Even in Japan, where the auto market is shrinking, Honda has new production facilities in the pipeline. Among them, a new auto plant in Yorii, outside Tokyo, will be Honda's most advanced plant anywhere when it opens in 2010. Honda says the plant will be used as a testing ground for new technologies that will eventually filter through to overseas plants.
Fukui also confirmed reports that Honda will launch a new hybrid car in 2009 and that "clean" diesels, slated for a U.S. launch in 2009, will also be sold in Japan. That's part of a move by Honda to tweak its hybrid strategy. It now plans to focus on hybrids for smaller models, and diesels for larger models, including the next-gen Accord, CR-V, and Odyssey minivan, where the cost benefit is most marked (see BusinessWeek.com, 6/8/07, "The Trouble with Hybrids").
Delay for Accord Launch?
Still, for all Honda's spending, analysts say the capacity increases may not come quickly enough.

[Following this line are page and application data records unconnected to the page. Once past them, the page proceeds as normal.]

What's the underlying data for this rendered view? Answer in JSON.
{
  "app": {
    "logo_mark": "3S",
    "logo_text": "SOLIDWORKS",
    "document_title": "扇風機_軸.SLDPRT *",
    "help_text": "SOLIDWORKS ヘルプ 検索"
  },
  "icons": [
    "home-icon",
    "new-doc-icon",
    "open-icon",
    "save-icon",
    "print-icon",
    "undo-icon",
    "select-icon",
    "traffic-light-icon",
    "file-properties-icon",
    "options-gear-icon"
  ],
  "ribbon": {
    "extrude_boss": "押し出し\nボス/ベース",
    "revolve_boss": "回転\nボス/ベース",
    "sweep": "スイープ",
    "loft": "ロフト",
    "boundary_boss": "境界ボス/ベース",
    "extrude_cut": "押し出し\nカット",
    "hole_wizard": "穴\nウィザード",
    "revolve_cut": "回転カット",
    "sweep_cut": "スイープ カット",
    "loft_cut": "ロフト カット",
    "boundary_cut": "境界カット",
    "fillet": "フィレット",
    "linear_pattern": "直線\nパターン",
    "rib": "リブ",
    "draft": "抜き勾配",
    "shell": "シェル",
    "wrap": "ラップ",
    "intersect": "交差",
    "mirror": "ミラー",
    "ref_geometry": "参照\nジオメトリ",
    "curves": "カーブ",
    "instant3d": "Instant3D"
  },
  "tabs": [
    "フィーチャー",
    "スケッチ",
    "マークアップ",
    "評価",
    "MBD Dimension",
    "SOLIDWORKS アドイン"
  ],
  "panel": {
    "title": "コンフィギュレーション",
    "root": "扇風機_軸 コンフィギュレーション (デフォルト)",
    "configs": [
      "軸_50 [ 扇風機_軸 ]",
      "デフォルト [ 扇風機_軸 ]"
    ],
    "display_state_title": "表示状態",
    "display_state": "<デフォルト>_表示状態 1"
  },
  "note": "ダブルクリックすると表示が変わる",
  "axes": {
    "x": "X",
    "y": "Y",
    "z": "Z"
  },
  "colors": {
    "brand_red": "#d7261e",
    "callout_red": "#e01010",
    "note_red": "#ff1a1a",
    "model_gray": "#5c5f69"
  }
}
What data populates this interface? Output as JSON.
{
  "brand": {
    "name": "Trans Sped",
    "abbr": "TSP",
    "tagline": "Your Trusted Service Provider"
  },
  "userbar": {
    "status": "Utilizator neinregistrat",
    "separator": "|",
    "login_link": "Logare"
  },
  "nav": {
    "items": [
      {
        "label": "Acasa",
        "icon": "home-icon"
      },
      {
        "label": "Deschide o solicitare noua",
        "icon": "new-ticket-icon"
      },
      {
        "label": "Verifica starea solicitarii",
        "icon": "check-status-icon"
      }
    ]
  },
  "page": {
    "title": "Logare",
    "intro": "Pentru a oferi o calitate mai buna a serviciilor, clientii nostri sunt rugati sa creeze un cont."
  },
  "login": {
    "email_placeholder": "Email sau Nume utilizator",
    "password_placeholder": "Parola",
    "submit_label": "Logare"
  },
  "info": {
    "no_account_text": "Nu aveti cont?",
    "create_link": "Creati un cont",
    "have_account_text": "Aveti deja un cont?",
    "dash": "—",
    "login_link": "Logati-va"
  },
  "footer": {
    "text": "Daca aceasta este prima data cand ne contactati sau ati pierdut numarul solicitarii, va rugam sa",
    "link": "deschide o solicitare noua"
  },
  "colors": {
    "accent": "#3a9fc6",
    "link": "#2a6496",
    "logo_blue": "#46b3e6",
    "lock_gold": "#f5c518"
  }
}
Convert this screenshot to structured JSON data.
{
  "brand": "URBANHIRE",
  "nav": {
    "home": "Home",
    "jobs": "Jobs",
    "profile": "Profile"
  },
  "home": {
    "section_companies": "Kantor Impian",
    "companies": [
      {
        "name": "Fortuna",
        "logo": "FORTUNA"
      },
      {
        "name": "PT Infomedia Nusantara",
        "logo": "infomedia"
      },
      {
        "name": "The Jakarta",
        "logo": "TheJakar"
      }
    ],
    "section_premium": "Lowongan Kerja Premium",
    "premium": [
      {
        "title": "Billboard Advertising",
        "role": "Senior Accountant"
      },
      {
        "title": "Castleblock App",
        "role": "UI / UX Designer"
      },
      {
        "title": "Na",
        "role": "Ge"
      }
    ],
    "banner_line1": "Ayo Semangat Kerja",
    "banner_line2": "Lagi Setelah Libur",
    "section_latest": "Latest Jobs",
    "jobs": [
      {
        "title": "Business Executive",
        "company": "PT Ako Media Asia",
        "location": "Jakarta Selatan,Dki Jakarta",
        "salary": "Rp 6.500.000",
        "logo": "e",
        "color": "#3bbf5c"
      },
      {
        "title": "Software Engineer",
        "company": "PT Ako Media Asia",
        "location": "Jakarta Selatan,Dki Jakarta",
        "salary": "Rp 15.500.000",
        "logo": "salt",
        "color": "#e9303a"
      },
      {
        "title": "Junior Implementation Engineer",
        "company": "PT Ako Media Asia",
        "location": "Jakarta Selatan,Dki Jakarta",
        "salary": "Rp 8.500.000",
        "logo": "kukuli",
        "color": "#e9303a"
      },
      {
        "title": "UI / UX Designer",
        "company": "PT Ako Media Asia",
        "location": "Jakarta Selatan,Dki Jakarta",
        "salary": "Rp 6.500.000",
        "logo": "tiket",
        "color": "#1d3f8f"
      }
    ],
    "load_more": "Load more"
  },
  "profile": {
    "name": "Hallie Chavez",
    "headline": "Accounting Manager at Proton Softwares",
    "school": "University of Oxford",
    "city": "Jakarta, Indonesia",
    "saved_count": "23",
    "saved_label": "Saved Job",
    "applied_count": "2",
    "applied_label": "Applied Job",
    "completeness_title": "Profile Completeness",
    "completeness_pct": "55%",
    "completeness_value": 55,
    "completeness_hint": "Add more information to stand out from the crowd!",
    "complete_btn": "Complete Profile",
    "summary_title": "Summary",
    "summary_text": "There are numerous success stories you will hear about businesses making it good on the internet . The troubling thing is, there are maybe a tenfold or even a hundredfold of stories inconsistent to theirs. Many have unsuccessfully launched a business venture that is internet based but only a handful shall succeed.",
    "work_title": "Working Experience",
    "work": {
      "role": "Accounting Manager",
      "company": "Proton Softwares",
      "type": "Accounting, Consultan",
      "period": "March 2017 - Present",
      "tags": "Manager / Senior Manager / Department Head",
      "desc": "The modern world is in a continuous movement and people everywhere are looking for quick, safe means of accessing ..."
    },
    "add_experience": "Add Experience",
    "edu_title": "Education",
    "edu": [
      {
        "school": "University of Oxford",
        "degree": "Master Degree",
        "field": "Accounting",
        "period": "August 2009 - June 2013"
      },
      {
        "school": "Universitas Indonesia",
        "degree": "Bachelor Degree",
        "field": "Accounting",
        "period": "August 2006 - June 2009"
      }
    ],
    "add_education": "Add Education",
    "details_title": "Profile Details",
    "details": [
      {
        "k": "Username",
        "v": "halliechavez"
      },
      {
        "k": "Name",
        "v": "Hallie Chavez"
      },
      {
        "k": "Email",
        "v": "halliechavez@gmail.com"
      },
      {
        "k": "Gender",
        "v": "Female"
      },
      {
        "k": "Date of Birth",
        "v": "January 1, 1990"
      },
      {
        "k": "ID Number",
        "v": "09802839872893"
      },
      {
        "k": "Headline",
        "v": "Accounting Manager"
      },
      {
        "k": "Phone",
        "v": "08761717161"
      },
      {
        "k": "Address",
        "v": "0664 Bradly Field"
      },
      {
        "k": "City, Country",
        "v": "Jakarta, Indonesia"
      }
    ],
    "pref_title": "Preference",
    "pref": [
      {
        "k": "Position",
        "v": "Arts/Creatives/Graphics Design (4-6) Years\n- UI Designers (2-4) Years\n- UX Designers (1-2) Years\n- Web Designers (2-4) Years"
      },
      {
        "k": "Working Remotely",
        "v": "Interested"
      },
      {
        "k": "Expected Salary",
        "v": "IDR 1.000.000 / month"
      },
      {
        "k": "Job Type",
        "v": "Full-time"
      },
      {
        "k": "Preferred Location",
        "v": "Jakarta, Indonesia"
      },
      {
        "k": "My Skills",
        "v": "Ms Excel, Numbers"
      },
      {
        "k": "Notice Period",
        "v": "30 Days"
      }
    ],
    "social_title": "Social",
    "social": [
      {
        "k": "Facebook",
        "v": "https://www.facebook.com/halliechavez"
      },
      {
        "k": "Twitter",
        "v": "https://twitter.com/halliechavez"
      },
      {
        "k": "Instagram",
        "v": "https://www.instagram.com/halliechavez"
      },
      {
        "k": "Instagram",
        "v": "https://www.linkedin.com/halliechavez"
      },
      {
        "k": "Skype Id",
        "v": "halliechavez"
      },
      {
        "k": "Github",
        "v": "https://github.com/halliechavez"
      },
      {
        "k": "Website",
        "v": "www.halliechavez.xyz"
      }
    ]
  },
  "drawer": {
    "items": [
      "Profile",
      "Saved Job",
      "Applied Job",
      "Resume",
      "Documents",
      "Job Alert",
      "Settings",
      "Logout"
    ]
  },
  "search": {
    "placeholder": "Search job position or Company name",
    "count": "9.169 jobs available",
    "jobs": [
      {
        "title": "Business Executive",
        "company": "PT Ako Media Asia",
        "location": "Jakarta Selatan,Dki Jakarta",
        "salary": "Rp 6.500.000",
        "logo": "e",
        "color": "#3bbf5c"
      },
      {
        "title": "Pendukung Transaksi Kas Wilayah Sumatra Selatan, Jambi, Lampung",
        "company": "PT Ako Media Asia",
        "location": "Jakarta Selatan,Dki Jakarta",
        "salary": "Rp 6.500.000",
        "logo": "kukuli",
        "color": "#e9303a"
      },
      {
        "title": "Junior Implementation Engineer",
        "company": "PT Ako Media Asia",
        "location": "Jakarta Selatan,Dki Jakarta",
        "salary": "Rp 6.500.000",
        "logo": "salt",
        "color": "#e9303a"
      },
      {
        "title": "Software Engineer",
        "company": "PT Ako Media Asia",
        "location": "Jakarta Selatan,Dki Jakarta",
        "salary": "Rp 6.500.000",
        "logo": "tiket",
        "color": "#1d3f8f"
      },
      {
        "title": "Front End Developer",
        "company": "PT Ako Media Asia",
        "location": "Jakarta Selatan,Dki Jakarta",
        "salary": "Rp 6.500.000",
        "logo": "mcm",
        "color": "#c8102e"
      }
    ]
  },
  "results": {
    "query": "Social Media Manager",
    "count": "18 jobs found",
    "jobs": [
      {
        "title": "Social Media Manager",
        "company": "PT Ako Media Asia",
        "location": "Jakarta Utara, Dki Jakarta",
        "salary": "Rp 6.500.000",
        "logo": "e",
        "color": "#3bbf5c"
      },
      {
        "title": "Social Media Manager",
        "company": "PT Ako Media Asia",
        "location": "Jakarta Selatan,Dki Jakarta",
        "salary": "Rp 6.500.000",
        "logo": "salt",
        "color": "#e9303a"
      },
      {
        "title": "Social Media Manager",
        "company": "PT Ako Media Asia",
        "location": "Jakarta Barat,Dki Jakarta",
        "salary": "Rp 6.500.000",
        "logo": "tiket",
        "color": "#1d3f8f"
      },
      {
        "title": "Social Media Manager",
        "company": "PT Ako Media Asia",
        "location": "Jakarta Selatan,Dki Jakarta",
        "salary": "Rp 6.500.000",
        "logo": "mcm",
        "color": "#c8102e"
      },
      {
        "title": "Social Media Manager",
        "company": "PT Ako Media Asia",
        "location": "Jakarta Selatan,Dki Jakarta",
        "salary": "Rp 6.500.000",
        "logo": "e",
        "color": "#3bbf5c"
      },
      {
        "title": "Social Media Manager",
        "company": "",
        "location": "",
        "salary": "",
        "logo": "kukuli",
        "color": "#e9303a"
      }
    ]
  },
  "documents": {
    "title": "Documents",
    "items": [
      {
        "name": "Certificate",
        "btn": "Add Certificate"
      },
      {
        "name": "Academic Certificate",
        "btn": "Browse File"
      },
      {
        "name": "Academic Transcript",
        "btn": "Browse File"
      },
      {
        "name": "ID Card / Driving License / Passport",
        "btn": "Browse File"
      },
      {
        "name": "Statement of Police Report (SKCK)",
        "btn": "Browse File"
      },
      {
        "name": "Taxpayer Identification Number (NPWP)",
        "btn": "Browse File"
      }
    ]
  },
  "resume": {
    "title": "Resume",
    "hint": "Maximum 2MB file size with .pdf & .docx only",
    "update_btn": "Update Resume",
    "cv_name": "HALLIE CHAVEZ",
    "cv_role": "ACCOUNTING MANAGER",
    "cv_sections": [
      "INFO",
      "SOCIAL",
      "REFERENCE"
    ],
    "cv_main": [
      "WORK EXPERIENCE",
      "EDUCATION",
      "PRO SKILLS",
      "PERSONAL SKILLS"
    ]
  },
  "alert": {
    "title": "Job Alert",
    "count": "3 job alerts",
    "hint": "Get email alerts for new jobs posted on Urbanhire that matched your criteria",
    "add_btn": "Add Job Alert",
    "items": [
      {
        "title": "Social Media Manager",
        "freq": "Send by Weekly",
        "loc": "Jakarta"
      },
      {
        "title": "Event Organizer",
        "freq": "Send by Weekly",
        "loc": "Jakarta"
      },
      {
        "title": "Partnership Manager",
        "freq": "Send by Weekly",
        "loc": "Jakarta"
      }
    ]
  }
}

In a July 11 report, broker NikkoCitigroup projected Honda's quarterly operating profits for the three months that ended June 30 will fall 4.2%, to $1.6 billion, due to "sluggish sales growth caused by production capacity shortages and increases in the up-front investment burden."
While the projected operating margin of 6.7% remains highly respectable—only Toyota is higher among Japanese carmakers—the broker warns that capacity shortages could hinder the launch of the new Accord, Honda's best-seller in the U.S. "We expect the lack of supply to be cured by the start-up of the Indiana plant, slated for autumn 2008, but think that sluggish sales growth will continue for a while," note NikkoCitigroup analysts Noriyuki Matsushima and Andrew Phillips.
The weak market in Japan is also a headache (see BusinessWeek.com, 7/23/07, "Here, Kid, Take the Wheel"). This year, Honda's sales at home fell 8.5% during the first six months of the year, to 321,696. Honda hopes that the launch of a new, fully remodeled Fit subcompact in the fall will help turn around its fortunes at home.
It should definitely help. The current Fit, known as the Jazz in Europe, was Japan's best-selling car in 2001 and has sold 2 million units around the world. Nevertheless, in a sign of just how tough it is to eke out sales in Japan, Fukui added that the domestic launch of the Acura luxury brand, which had been slated for 2008, will now be delayed by two years. "The market environment isn't going to improve. We don't need to rush," says Fukui.